  • Overall, the CEM strengthened the quality of the policy dialogue with key government agencies, including with the Ministries of Economy and of Finance, as well as the National Bank of Georgia.
  • Dissemination resulted in about 40 media hits, including print, online and broadcast media, helping raise awareness among civil society, academics, and the wider public on the World Bank’s critical analytical work and robust technical-financial support for Georgia.  

Bank Group Contribution

An outstanding team of nearly 50 individuals from more than a dozen units across the World Bank and the International Finance Corporation produced the CEM. This team collaborated with colleagues working on financial sector and enterprise support projects as well as analytical and advisory activities in the areas of agriculture, trade and logistics, digital development, and human capital, among others. Preparation costs were $450,000, of which $200,000 came from the Umbrella for Trade Trust Fund.


The CEM team engaged with a wide range of stakeholders in preparing and disseminating the report, building on existing strong collaboration with Georgian institutions such as the National Statistics Office of Georgia, the Revenue Service, and various ministries. Thematic areas covered by the CEM included topics explicitly requested by Georgian authorities, but also areas that emerged from discussions with the private sector, including business associations and large exporters. The report was publicly launched on December 6, 2022 in a multi-stakeholder event.1

Looking Ahead

The report informs the ten-year strategy of the Government of Georgia and its implementation. The Ministry of Economy and Ministry of Finance has demonstrated strong willingness to partner with the World Bank to implement the recommendations of the CEM, including through budget support operations and investment operations. The CEM also provided a sound starting point for the preparation of the Georgia Systematic Country Diagnostic update, which will feature consultations and further debate around some of the findings in the CEM and will inform the preparation of the next World Bank Group Country Partnership Framework for Georgia.

[1] The CEM public launch was co-hosted by Levan Davitashvili, Vice Prime Minister and Minister of Economy and Sustainable Development of Georgia, and Lasha Khutsishvili, Minister of Finance of Georgia.

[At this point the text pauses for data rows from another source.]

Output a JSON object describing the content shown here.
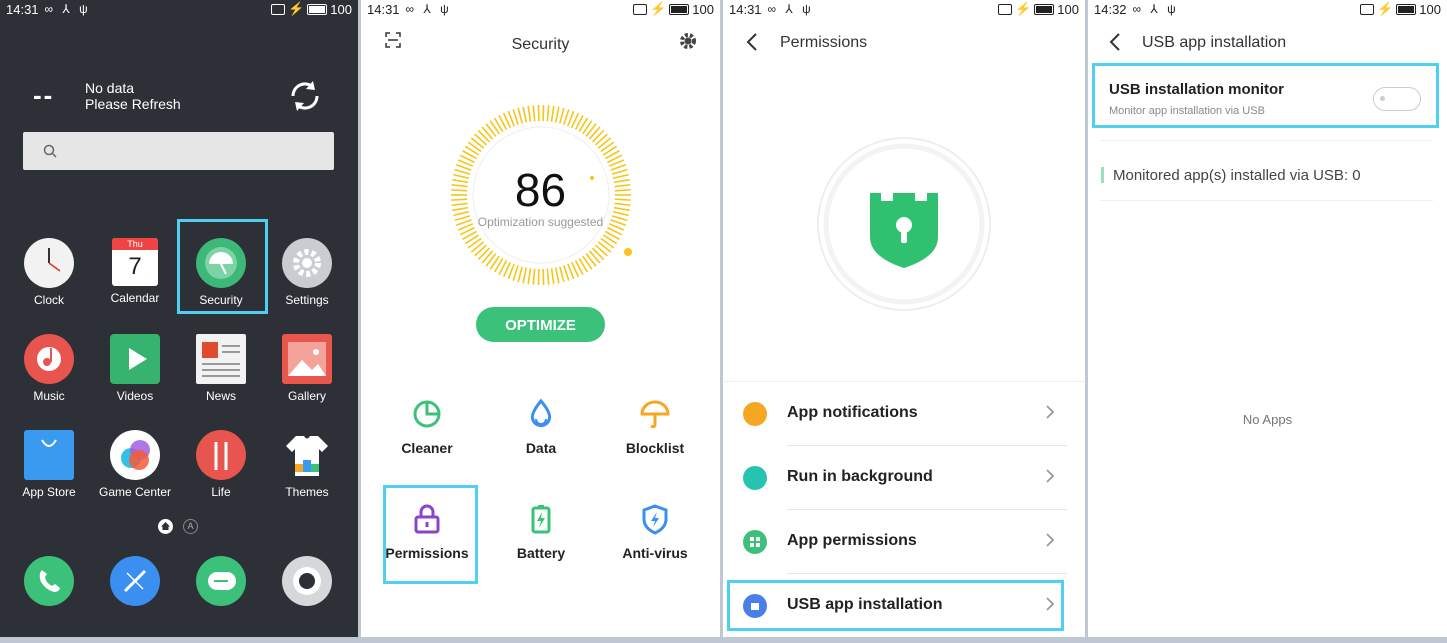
{
  "panel1": {
    "status": {
      "time": "14:31",
      "icons": "∞ ⅄ ψ",
      "battery": "100"
    },
    "weather": {
      "temp": "--",
      "line1": "No data",
      "line2": "Please Refresh"
    },
    "apps": [
      {
        "label": "Clock"
      },
      {
        "label": "Calendar"
      },
      {
        "label": "Security"
      },
      {
        "label": "Settings"
      },
      {
        "label": "Music"
      },
      {
        "label": "Videos"
      },
      {
        "label": "News"
      },
      {
        "label": "Gallery"
      },
      {
        "label": "App Store"
      },
      {
        "label": "Game Center"
      },
      {
        "label": "Life"
      },
      {
        "label": "Themes"
      }
    ],
    "calendar": {
      "day": "Thu",
      "date": "7"
    },
    "dock_dot": "A"
  },
  "panel2": {
    "status": {
      "time": "14:31",
      "icons": "∞ ⅄ ψ",
      "battery": "100"
    },
    "title": "Security",
    "score": "86",
    "score_sub": "Optimization suggested",
    "optimize_label": "OPTIMIZE",
    "tools": [
      {
        "label": "Cleaner"
      },
      {
        "label": "Data"
      },
      {
        "label": "Blocklist"
      },
      {
        "label": "Permissions"
      },
      {
        "label": "Battery"
      },
      {
        "label": "Anti-virus"
      }
    ]
  },
  "panel3": {
    "status": {
      "time": "14:31",
      "icons": "∞ ⅄ ψ",
      "battery": "100"
    },
    "title": "Permissions",
    "rows": [
      {
        "label": "App notifications",
        "color": "#f5a623"
      },
      {
        "label": "Run in background",
        "color": "#26c3b0"
      },
      {
        "label": "App permissions",
        "color": "#3cc17a"
      },
      {
        "label": "USB app installation",
        "color": "#4a7fe8"
      }
    ]
  },
  "panel4": {
    "status": {
      "time": "14:32",
      "icons": "∞ ⅄ ψ",
      "battery": "100"
    },
    "title": "USB app installation",
    "monitor_title": "USB installation monitor",
    "monitor_sub": "Monitor app installation via USB",
    "monitored_text": "Monitored app(s) installed via USB: 0",
    "no_apps": "No Apps"
  },
  "colors": {
    "accent_green": "#3cc17a",
    "highlight": "#4fd0f0",
    "gauge_yellow": "#f5c518"
  }
}
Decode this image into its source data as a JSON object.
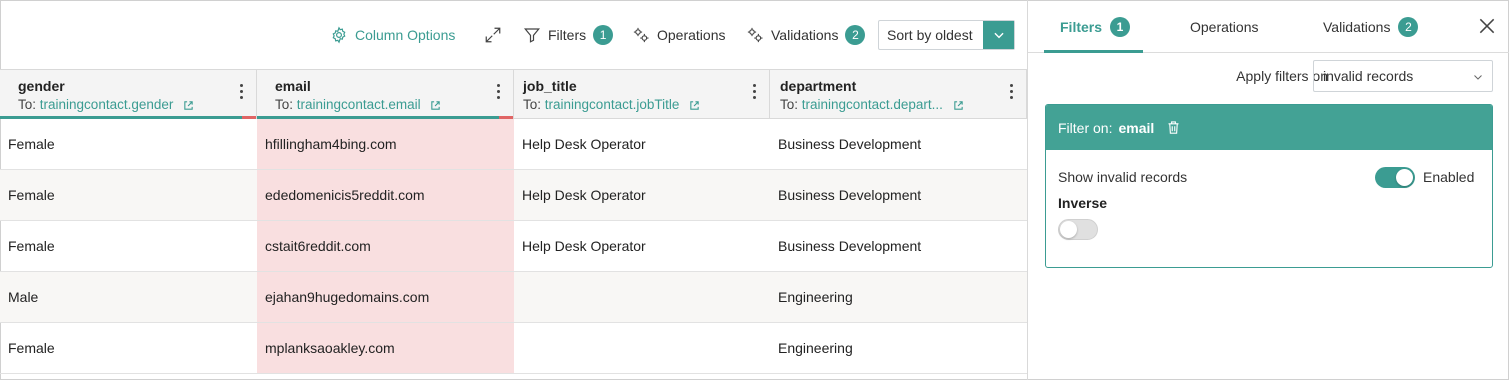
{
  "toolbar": {
    "column_options": "Column Options",
    "filters": "Filters",
    "filters_count": "1",
    "operations": "Operations",
    "validations": "Validations",
    "validations_count": "2",
    "sort": "Sort by oldest"
  },
  "columns": [
    {
      "name": "gender",
      "to_prefix": "To:",
      "target": "trainingcontact.gender"
    },
    {
      "name": "email",
      "to_prefix": "To:",
      "target": "trainingcontact.email"
    },
    {
      "name": "job_title",
      "to_prefix": "To:",
      "target": "trainingcontact.jobTitle"
    },
    {
      "name": "department",
      "to_prefix": "To:",
      "target": "trainingcontact.depart..."
    }
  ],
  "rows": [
    {
      "gender": "Female",
      "email": "hfillingham4bing.com",
      "job_title": "Help Desk Operator",
      "department": "Business Development"
    },
    {
      "gender": "Female",
      "email": "ededomenicis5reddit.com",
      "job_title": "Help Desk Operator",
      "department": "Business Development"
    },
    {
      "gender": "Female",
      "email": "cstait6reddit.com",
      "job_title": "Help Desk Operator",
      "department": "Business Development"
    },
    {
      "gender": "Male",
      "email": "ejahan9hugedomains.com",
      "job_title": "",
      "department": "Engineering"
    },
    {
      "gender": "Female",
      "email": "mplanksaoakley.com",
      "job_title": "",
      "department": "Engineering"
    }
  ],
  "panel": {
    "tabs": [
      {
        "label": "Filters",
        "count": "1"
      },
      {
        "label": "Operations",
        "count": ""
      },
      {
        "label": "Validations",
        "count": "2"
      }
    ],
    "apply_label": "Apply filters on",
    "apply_value": "invalid records",
    "filter_title_prefix": "Filter on:",
    "filter_field": "email",
    "show_invalid_label": "Show invalid records",
    "enabled_label": "Enabled",
    "inverse_label": "Inverse"
  },
  "colors": {
    "accent": "#3b9c92",
    "error_bg": "#f9dfe0",
    "error_line": "#e06565"
  }
}
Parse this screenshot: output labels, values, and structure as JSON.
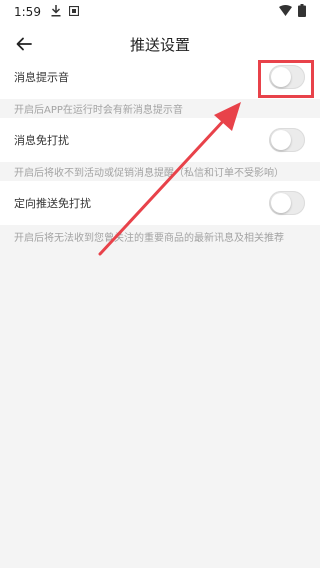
{
  "status_bar": {
    "time": "1:59",
    "icons": [
      "download-icon",
      "app-icon",
      "wifi-icon",
      "battery-icon"
    ]
  },
  "header": {
    "title": "推送设置",
    "back_icon": "back-arrow-icon"
  },
  "settings": [
    {
      "label": "消息提示音",
      "enabled": false,
      "hint": "开启后APP在运行时会有新消息提示音"
    },
    {
      "label": "消息免打扰",
      "enabled": false,
      "hint": "开启后将收不到活动或促销消息提醒（私信和订单不受影响）"
    },
    {
      "label": "定向推送免打扰",
      "enabled": false,
      "hint": "开启后将无法收到您曾关注的重要商品的最新讯息及相关推荐"
    }
  ],
  "annotation": {
    "color": "#e8424a",
    "type": "red-arrow-and-box"
  }
}
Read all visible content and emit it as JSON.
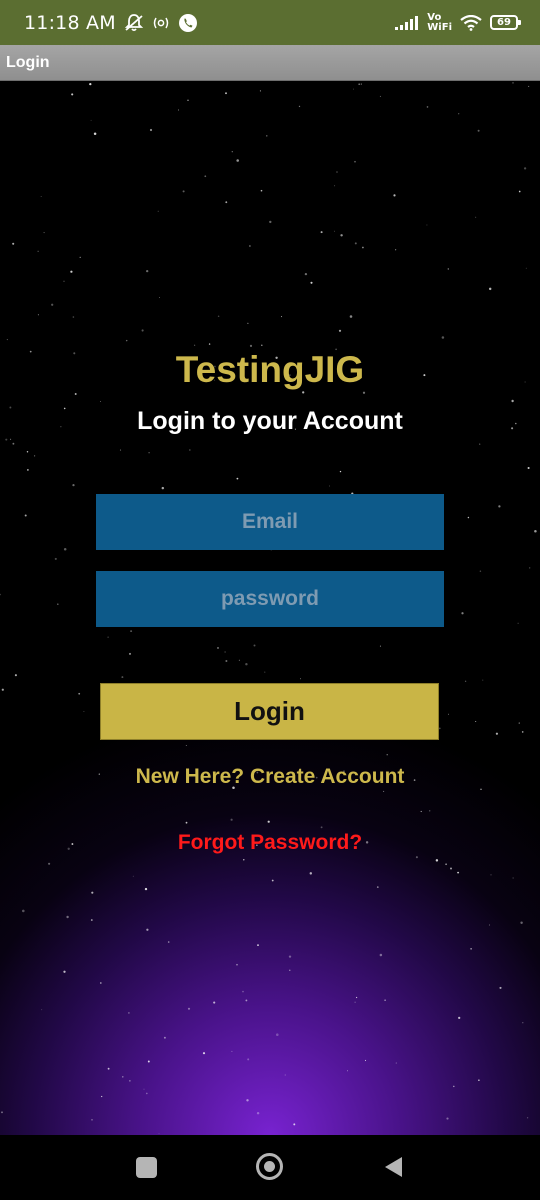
{
  "status_bar": {
    "time": "11:18 AM",
    "battery_level": "69",
    "network_label_top": "Vo",
    "network_label_bottom": "WiFi"
  },
  "action_bar": {
    "title": "Login"
  },
  "login": {
    "app_name": "TestingJIG",
    "subtitle": "Login to your Account",
    "email_placeholder": "Email",
    "password_placeholder": "password",
    "login_label": "Login",
    "create_account_label": "New Here? Create Account",
    "forgot_password_label": "Forgot Password?"
  },
  "colors": {
    "status_bar_bg": "#5b6e31",
    "accent_gold": "#cdb84c",
    "field_blue": "#0d5a8a",
    "button_gold": "#c9b546",
    "forgot_red": "#ff1a1a",
    "glow_purple": "#7a23d4"
  },
  "icons": {
    "status_left": [
      "mute-notifications-icon",
      "hotspot-icon",
      "whatsapp-icon"
    ],
    "status_right": [
      "signal-icon",
      "vowifi-icon",
      "wifi-icon",
      "battery-icon"
    ],
    "nav": [
      "recents-icon",
      "home-icon",
      "back-icon"
    ]
  }
}
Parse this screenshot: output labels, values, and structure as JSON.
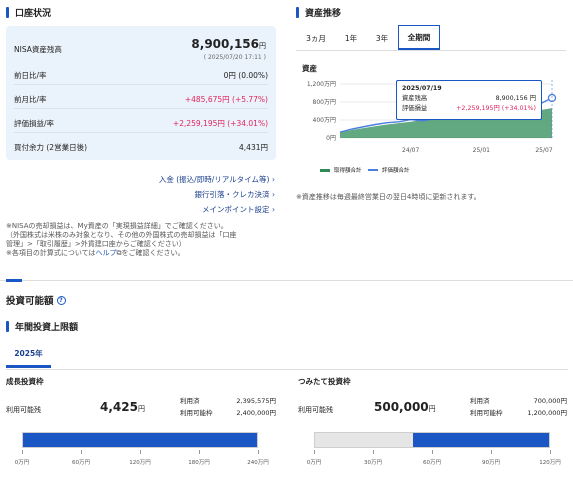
{
  "nisa": {
    "title": "口座状況",
    "balance_label": "NISA資産残高",
    "balance_value": "8,900,156",
    "balance_unit": "円",
    "balance_date": "( 2025/07/20 17:11 )",
    "rows": [
      {
        "label": "前日比/率",
        "value": "0円 (0.00%)",
        "color": "#222222"
      },
      {
        "label": "前月比/率",
        "value": "+485,675円 (+5.77%)",
        "color": "#e0245e"
      },
      {
        "label": "評価損益/率",
        "value": "+2,259,195円 (+34.01%)",
        "color": "#e0245e"
      },
      {
        "label": "買付余力 (2営業日後)",
        "value": "4,431円",
        "color": "#222222"
      }
    ],
    "links": [
      "入金 (振込/即時/リアルタイム等)",
      "銀行引落・クレカ決済",
      "メインポイント設定"
    ],
    "notes": [
      "※NISAの売却損益は、My資産の「実現損益詳細」でご確認ください。",
      "（外国株式は米株のみ対象となり、その他の外国株式の売却損益は「口座",
      "管理」>「取引履歴」>外貨建口座からご確認ください）",
      "※各項目の計算式については"
    ],
    "help_link": "ヘルプ",
    "help_suffix": "をご確認ください。"
  },
  "trend": {
    "title": "資産推移",
    "tabs": [
      "3ヵ月",
      "1年",
      "3年",
      "全期間"
    ],
    "active_tab": "全期間",
    "chart_label": "資産",
    "legend": [
      "取得額合計",
      "評価額合計"
    ],
    "note": "※資産推移は毎週最終営業日の翌日4時頃に更新されます。",
    "tooltip": {
      "date": "2025/07/19",
      "balance_label": "資産残高",
      "balance_value": "8,900,156 円",
      "pl_label": "評価損益",
      "pl_value": "+2,259,195円",
      "pl_rate": "(+34.01%)"
    }
  },
  "chart_data": {
    "type": "area",
    "x_ticks": [
      "24/07",
      "25/01",
      "25/07"
    ],
    "y_ticks": [
      "1,200万円",
      "800万円",
      "400万円",
      "0円"
    ],
    "ylim": [
      0,
      1200
    ],
    "x": [
      "2024/01",
      "2024/02",
      "2024/03",
      "2024/04",
      "2024/05",
      "2024/06",
      "2024/07",
      "2024/08",
      "2024/09",
      "2024/10",
      "2024/11",
      "2024/12",
      "2025/01",
      "2025/02",
      "2025/03",
      "2025/04",
      "2025/05",
      "2025/06",
      "2025/07"
    ],
    "series": [
      {
        "name": "取得額合計",
        "color": "#2e8b57",
        "values": [
          120,
          180,
          220,
          260,
          300,
          330,
          360,
          400,
          420,
          440,
          460,
          480,
          500,
          520,
          540,
          560,
          590,
          620,
          664
        ]
      },
      {
        "name": "評価額合計",
        "color": "#4a7fe0",
        "values": [
          130,
          200,
          250,
          300,
          340,
          360,
          410,
          380,
          430,
          470,
          520,
          560,
          600,
          610,
          600,
          570,
          650,
          760,
          890
        ]
      }
    ]
  },
  "invest": {
    "title": "投資可能額",
    "subtitle": "年間投資上限額",
    "year_tab": "2025年",
    "growth": {
      "title": "成長投資枠",
      "avail_label": "利用可能残",
      "avail_value": "4,425",
      "avail_unit": "円",
      "used_label": "利用済",
      "used_value": "2,395,575円",
      "limit_label": "利用可能枠",
      "limit_value": "2,400,000円",
      "used_fraction": 0.998,
      "ticks": [
        "0万円",
        "60万円",
        "120万円",
        "180万円",
        "240万円"
      ]
    },
    "tsumitate": {
      "title": "つみたて投資枠",
      "avail_label": "利用可能残",
      "avail_value": "500,000",
      "avail_unit": "円",
      "used_label": "利用済",
      "used_value": "700,000円",
      "limit_label": "利用可能枠",
      "limit_value": "1,200,000円",
      "used_fraction": 0.583,
      "ticks": [
        "0万円",
        "30万円",
        "60万円",
        "90万円",
        "120万円"
      ]
    }
  }
}
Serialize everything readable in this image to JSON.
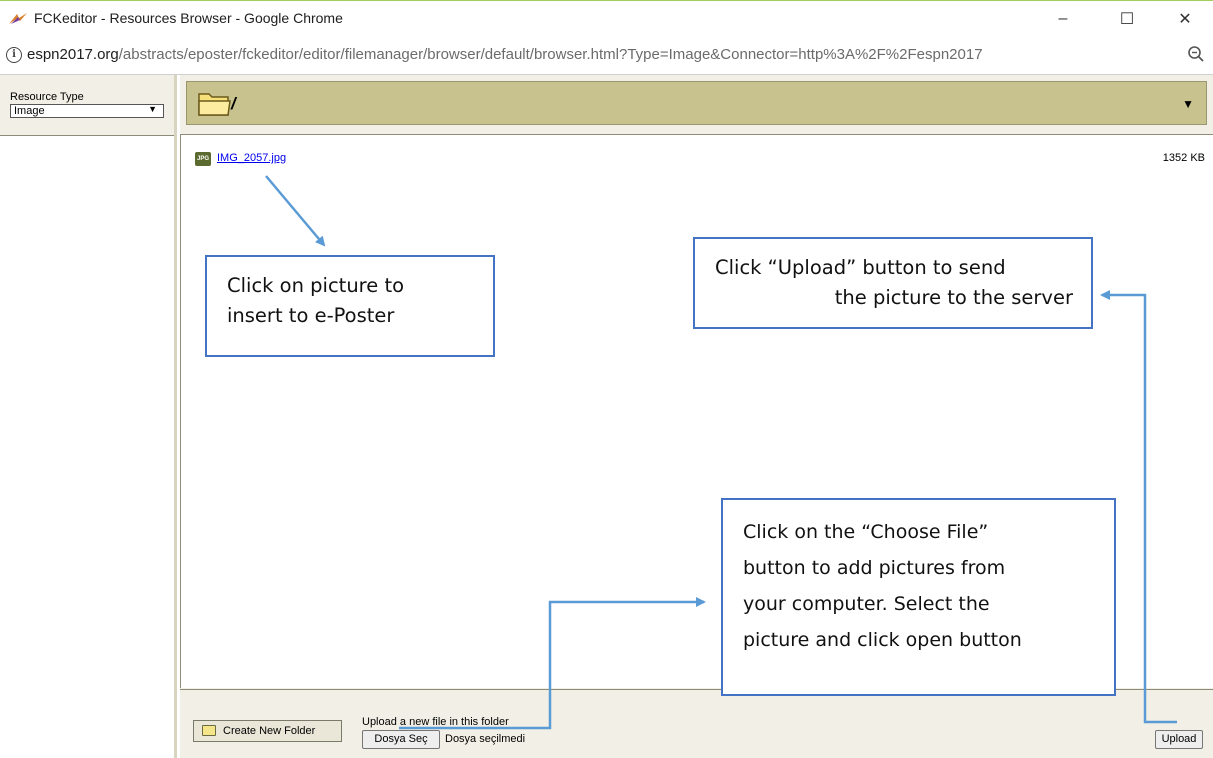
{
  "window": {
    "title": "FCKeditor - Resources Browser - Google Chrome",
    "minimize_glyph": "–",
    "maximize_glyph": "☐",
    "close_glyph": "✕"
  },
  "address": {
    "url_host": "espn2017.org",
    "url_path": "/abstracts/eposter/fckeditor/editor/filemanager/browser/default/browser.html?Type=Image&Connector=http%3A%2F%2Fespn2017"
  },
  "resource_type": {
    "label": "Resource Type",
    "selected": "Image"
  },
  "folder": {
    "path": "/"
  },
  "files": [
    {
      "name": "IMG_2057.jpg",
      "size": "1352 KB",
      "icon": "jpg-icon"
    }
  ],
  "bottom": {
    "create_folder_label": "Create New Folder",
    "upload_prompt": "Upload a new file in this folder",
    "choose_file_label": "Dosya Seç",
    "no_file_label": "Dosya seçilmedi",
    "upload_button_label": "Upload"
  },
  "annotations": {
    "callout_1": [
      "Click on picture to",
      "insert to e-Poster"
    ],
    "callout_2": [
      "Click “Upload” button to send",
      "the picture to the server"
    ],
    "callout_3": [
      "Click on the “Choose File”",
      "button to add pictures from",
      "your computer. Select the",
      "picture and click open button"
    ]
  },
  "colors": {
    "folder_bar": "#c8c38e",
    "panel_bg": "#f2f0e6",
    "callout_border": "#4472c4",
    "arrow": "#5b9bd5"
  }
}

It was attended by representatives of the Cabinet of Ministers, the parliament, development partners, business associations and private sector, civil society, think-tanks, academia, and the media.